General rate hike coming from UPS & FedEx
UPS & FedEx rate changes are typically very similar: the increases to their rates and surcharges are nearly identical and are typically made live within days of each other. The USPS annual rate change is unique and is usually initiated later. When USPS makes their announcement, we’ll be sure to talk about it here.
For 2017, these changes are coming on December 26th and January 2nd for UPS and FedEx respectively.
For UPS, you can see the changes on their 2017 upcoming rate increases page. The most important to note is the 5.0% average net increase across UPS Ground and Air services – two frequently used services for eCommerce sellers.
Residential Surcharges are going up
The infamous residential surcharge, a fee which UPS & FedEx add to their shipping services when a shipment’s final destination is a residential address – this is in addition to any postage and surcharges you’re already paying. If you’re an eCommerce seller, it’s likely that nearly all of your orders will be delivered to residential addresses meaning that if you’re shipping these orders with UPS or FedEx, the shipment will include this surcharge.
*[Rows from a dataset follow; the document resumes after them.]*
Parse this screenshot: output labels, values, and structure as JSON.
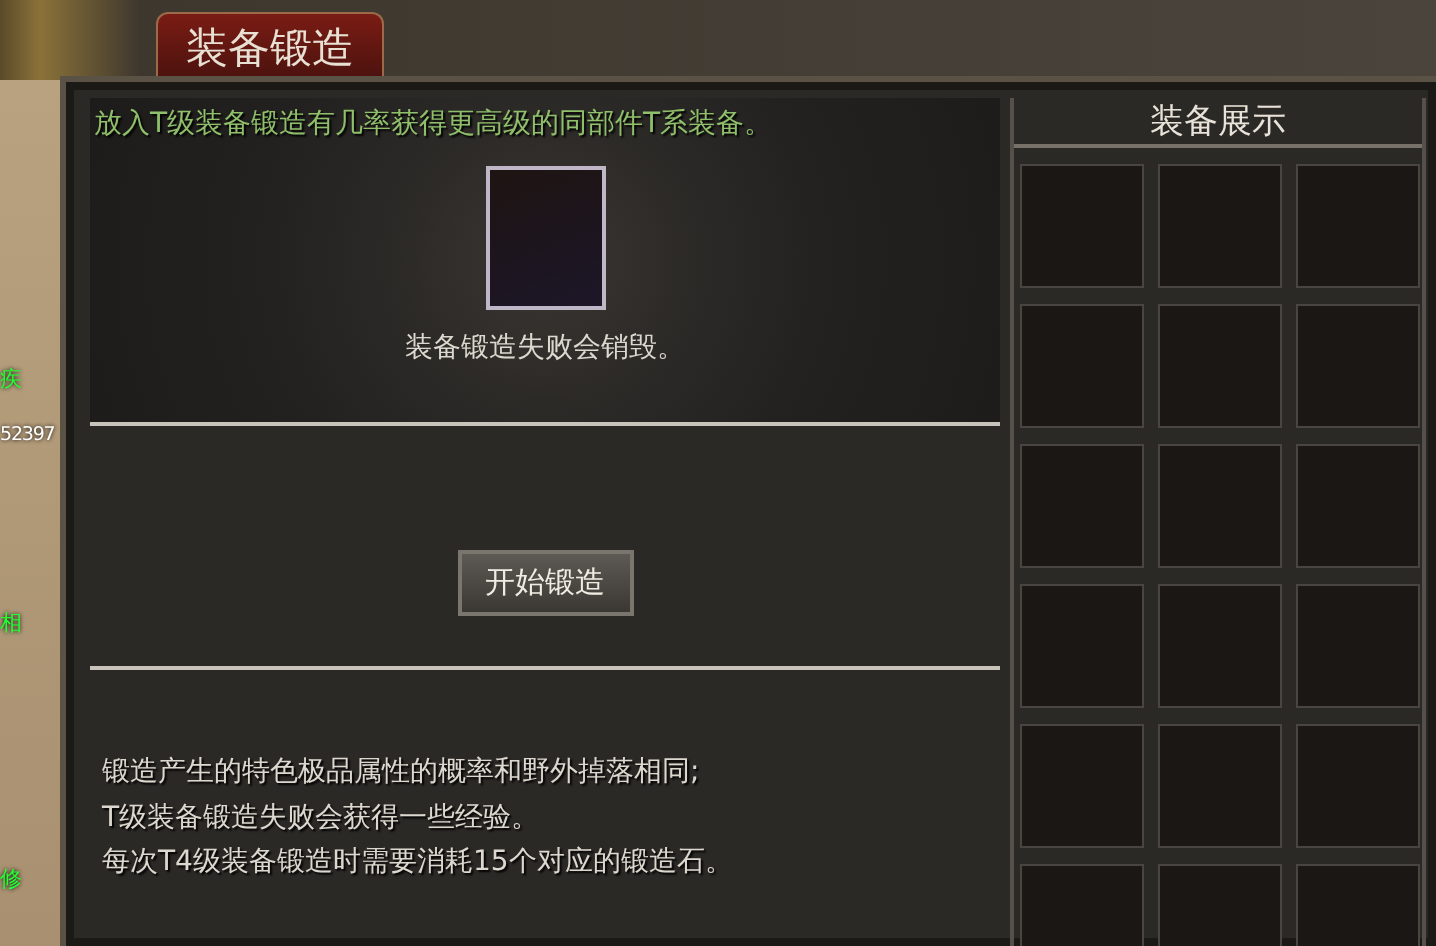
{
  "scene": {
    "labels": [
      {
        "text": "疾",
        "kind": "name"
      },
      {
        "text": "52397",
        "kind": "number"
      },
      {
        "text": "相",
        "kind": "name"
      },
      {
        "text": "修",
        "kind": "name"
      }
    ]
  },
  "window": {
    "title": "装备锻造"
  },
  "forge": {
    "hint": "放入T级装备锻造有几率获得更高级的同部件T系装备。",
    "warning": "装备锻造失败会销毁。",
    "button": "开始锻造",
    "notes": [
      "锻造产生的特色极品属性的概率和野外掉落相同;",
      "T级装备锻造失败会获得一些经验。",
      "每次T4级装备锻造时需要消耗15个对应的锻造石。"
    ]
  },
  "showcase": {
    "title": "装备展示"
  }
}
The “last mile” a package has to travel is actually a huge deal in the shipping industry, and gives delivery companies like UPS and FedEx a massive headache because making it into every neighborhood requires more trucks. To make sure they aren’t constantly losing money on every shipment due to last mile delivery, they add a surcharge to every shipment that goes to a residential address.
Both UPS & FedEx will increase their rates on various charges, including the residential surcharge. The rate for residential surcharge is increasing by $0.15 for UPS and $0.20 for FedEx. This brings the UPS Ground Residential Surcharge to $3.50 and FedEx Ground Residential Surcharge to $3.45.
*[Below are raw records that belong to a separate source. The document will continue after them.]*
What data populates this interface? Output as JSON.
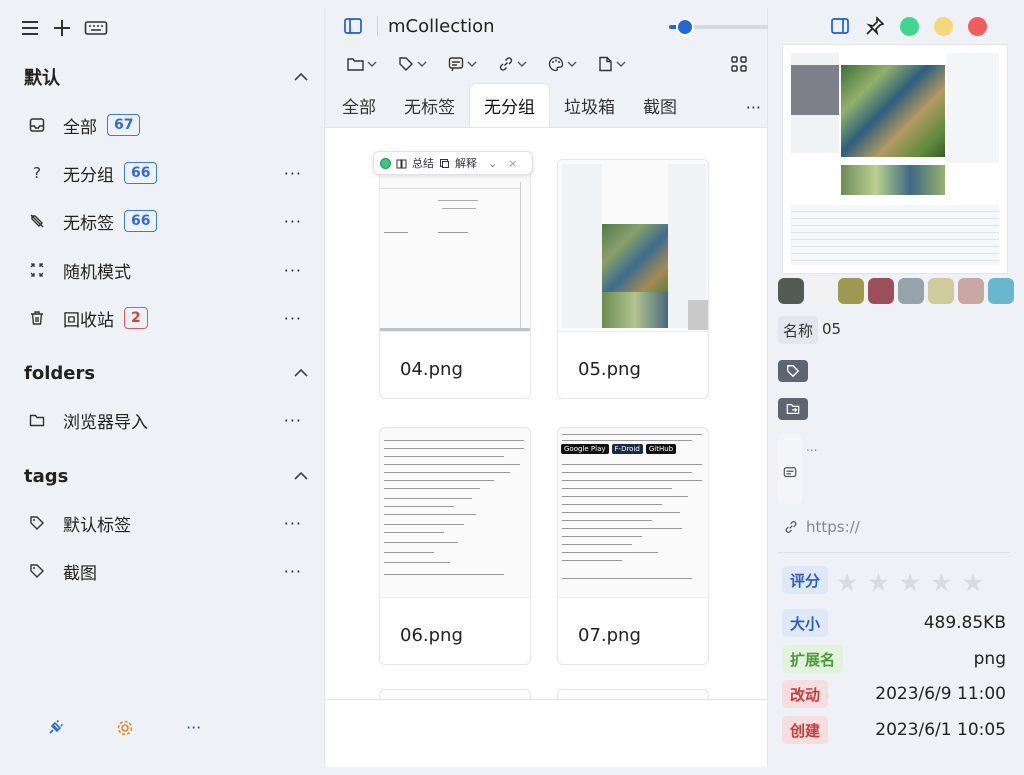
{
  "sidebar": {
    "sections": [
      {
        "title": "默认",
        "items": [
          {
            "label": "全部",
            "count": "67",
            "icon": "inbox-icon"
          },
          {
            "label": "无分组",
            "count": "66",
            "icon": "question-icon"
          },
          {
            "label": "无标签",
            "count": "66",
            "icon": "tag-off-icon"
          },
          {
            "label": "随机模式",
            "icon": "shuffle-icon"
          },
          {
            "label": "回收站",
            "count": "2",
            "icon": "trash-icon"
          }
        ]
      },
      {
        "title": "folders",
        "items": [
          {
            "label": "浏览器导入",
            "icon": "folder-icon"
          }
        ]
      },
      {
        "title": "tags",
        "items": [
          {
            "label": "默认标签",
            "icon": "tag-icon"
          },
          {
            "label": "截图",
            "icon": "tag-icon"
          }
        ]
      }
    ],
    "more": "···"
  },
  "main": {
    "title": "mCollection",
    "zoom_fraction": 0.12,
    "tabs": [
      {
        "label": "全部"
      },
      {
        "label": "无标签"
      },
      {
        "label": "无分组",
        "active": true
      },
      {
        "label": "垃圾箱"
      },
      {
        "label": "截图"
      }
    ],
    "tab_more": "···",
    "floatbar": {
      "summary": "总结",
      "explain": "解释",
      "chevron": "⌄",
      "close": "×"
    },
    "cards": [
      {
        "name": "04.png"
      },
      {
        "name": "05.png"
      },
      {
        "name": "06.png"
      },
      {
        "name": "07.png"
      }
    ],
    "thumb_badges": [
      "Google Play",
      "F-Droid",
      "GitHub"
    ]
  },
  "detail": {
    "colors": [
      "#545a54",
      "#f2f2f2",
      "#9d9a4f",
      "#9a5056",
      "#97a3ab",
      "#cfcb9a",
      "#c9a7a3",
      "#6bb6cf"
    ],
    "name_label": "名称",
    "name_value": "05",
    "note_placeholder": "...",
    "url_placeholder": "https://",
    "rating_label": "评分",
    "rating_value": 0,
    "rating_max": 5,
    "size_label": "大小",
    "size_value": "489.85KB",
    "ext_label": "扩展名",
    "ext_value": "png",
    "modified_label": "改动",
    "modified_value": "2023/6/9 11:00",
    "created_label": "创建",
    "created_value": "2023/6/1 10:05",
    "window_colors": [
      "#3fd68f",
      "#f5d978",
      "#f25c5c"
    ]
  }
}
It’s worth noting that USPS can avoid adding a residential fee because their postal workers visit practically every residence in the US on a daily basis anyway to deliver the mail. Adding an eCommerce package or two to their delivery load isn’t a huge burden, therefore they are able to completely eliminate the need for a residential surcharge fee.
Changes to dimensional weight from FedEx & UPS
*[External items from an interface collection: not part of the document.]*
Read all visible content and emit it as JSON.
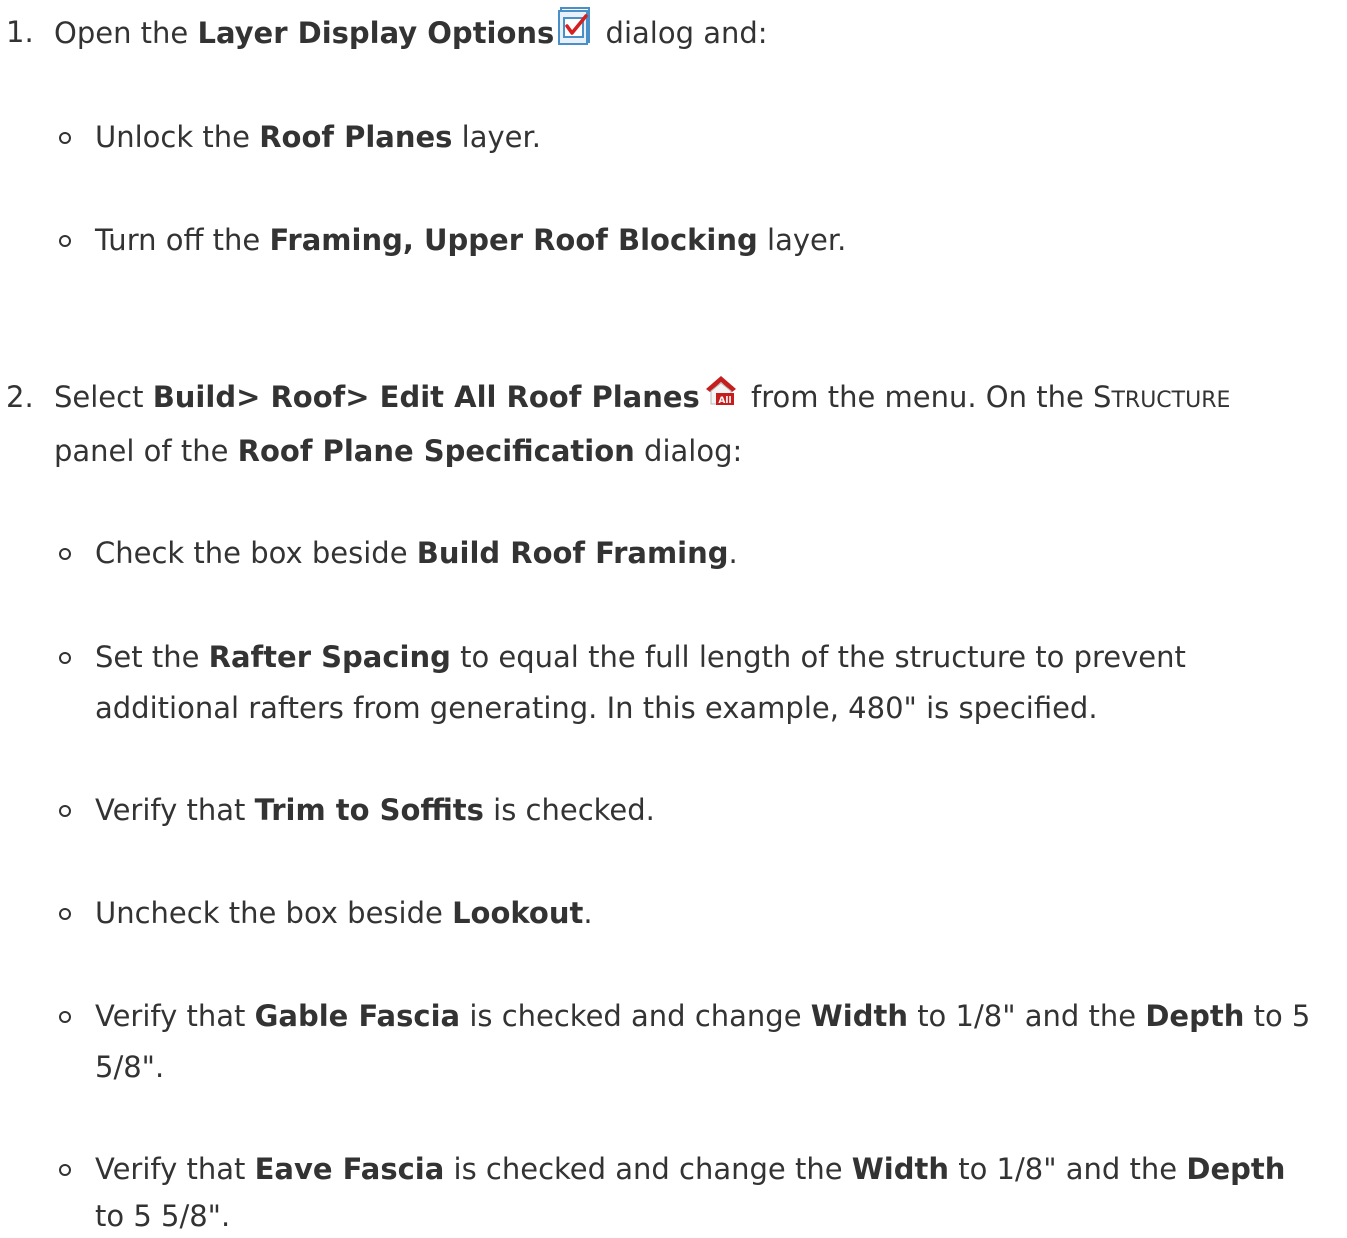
{
  "step1": {
    "number": "1.",
    "prefix": "Open the",
    "dialog": "Layer Display Options",
    "icon": "layer-display-options-icon",
    "suffix": "dialog and:",
    "bullets": [
      {
        "pre": "Unlock the",
        "bold": "Roof Planes",
        "post": "layer."
      },
      {
        "pre": "Turn off the",
        "bold": "Framing, Upper Roof Blocking",
        "post": "layer."
      }
    ]
  },
  "step2": {
    "number": "2.",
    "prefix": "Select",
    "menu_path": "Build> Roof> Edit All Roof Planes",
    "icon": "edit-all-roof-planes-icon",
    "mid": "from the menu. On the",
    "panel_first": "S",
    "panel_rest": "TRUCTURE",
    "line2_pre": "panel of the",
    "dialog": "Roof Plane Specification",
    "line2_post": "dialog:",
    "bullets": [
      {
        "pre": "Check the box beside",
        "bold": "Build Roof Framing",
        "post": "."
      },
      {
        "pre": "Set the",
        "bold": "Rafter Spacing",
        "post": "to equal the full length of the structure to prevent",
        "line2": "additional rafters from generating. In this example, 480\" is specified."
      },
      {
        "pre": "Verify that",
        "bold": "Trim to Soffits",
        "post": "is checked."
      },
      {
        "pre": "Uncheck the box beside",
        "bold": "Lookout",
        "post": "."
      },
      {
        "pre": "Verify that",
        "bold": "Gable Fascia",
        "post": "is checked and change",
        "bold2": "Width",
        "post2": "to 1/8\" and the",
        "bold3": "Depth",
        "post3": "to 5",
        "line2": "5/8\"."
      },
      {
        "pre": "Verify that",
        "bold": "Eave Fascia",
        "post": "is checked and change the",
        "bold2": "Width",
        "post2": "to 1/8\" and the",
        "bold3": "Depth",
        "line2": "to 5 5/8\"."
      }
    ]
  },
  "colors": {
    "text": "#333333",
    "checkbox_blue": "#4a90c8",
    "check_red": "#d42020",
    "roof_red": "#c41e1e"
  }
}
Dimensional weight can be confusing and generally means you’re paying more for postage than you expected. For these reasons, it’s understandable that eCommerce sellers don’t want to deal with it. If you’re not familiar with how dimensional weight works, once your box gets over a certain size, you’re essentially charged for the size of the box regardless of the weight. This means that you pay a higher rate than if you were allowed to calculate the cost by the actual weight of the contents alone. Confusing, huh? For example, a 10” x 10” x 10” box has a minimum dimensional weight of 7 lbs, and even if your shipment is 3 lbs, you’ll be charged a 7 lb rate.
FedEx Ground will be changing their formula for calculating dimensional weight. The divisor is changing from 166 to 139. This puts domestic shipments in the same formula as international shipments, and effectively will increase the dimensional weight of most packages going forward. Referring back to our 10”x10”x10” box example it will now have a dimensional weight of 8 lbs.
UPS also changed their formula for dimensional weight, and it’s different from FedEx. Domestic services packages that are greater than 1,728 cubic inches will use a 139 divisor, while packages less than or equal to 1,728 cubic inches will continue to use a 166 divisor to calculate dimensional weight. UPS Standard from Canada import shipments will use a 139 divisor to calculate dimensional weight.
Another year, another set of rate increases. The increase to the cost of residential delivery and the change to dimensional weight will potentially mean major shipping cost increases for eCommerce sellers. In turn, this may affect USPS package shipping efforts that don’t yet consider Dimensional Weight in their Priority Mail service. For now, it’s good to know your options. If all of your shipments require residential delivery, it could be worth looking into one that doesn’t charge more for it. Oh, and if you can fit your lighter products in smaller boxes, it could be worth the packaging change.
Stay tuned for any news on USPS rate changes as well. Happy shipping!
http://images.fedex.com/us/services/pdf/FedEx_StandardListRates_2017.pdf – FedEx 2017 Rates
http://rates.ups.com/ – UPS 2017 Rate Change Information
http://rates.ups.com/surcharges.html – UPS Surcharge Rate Change information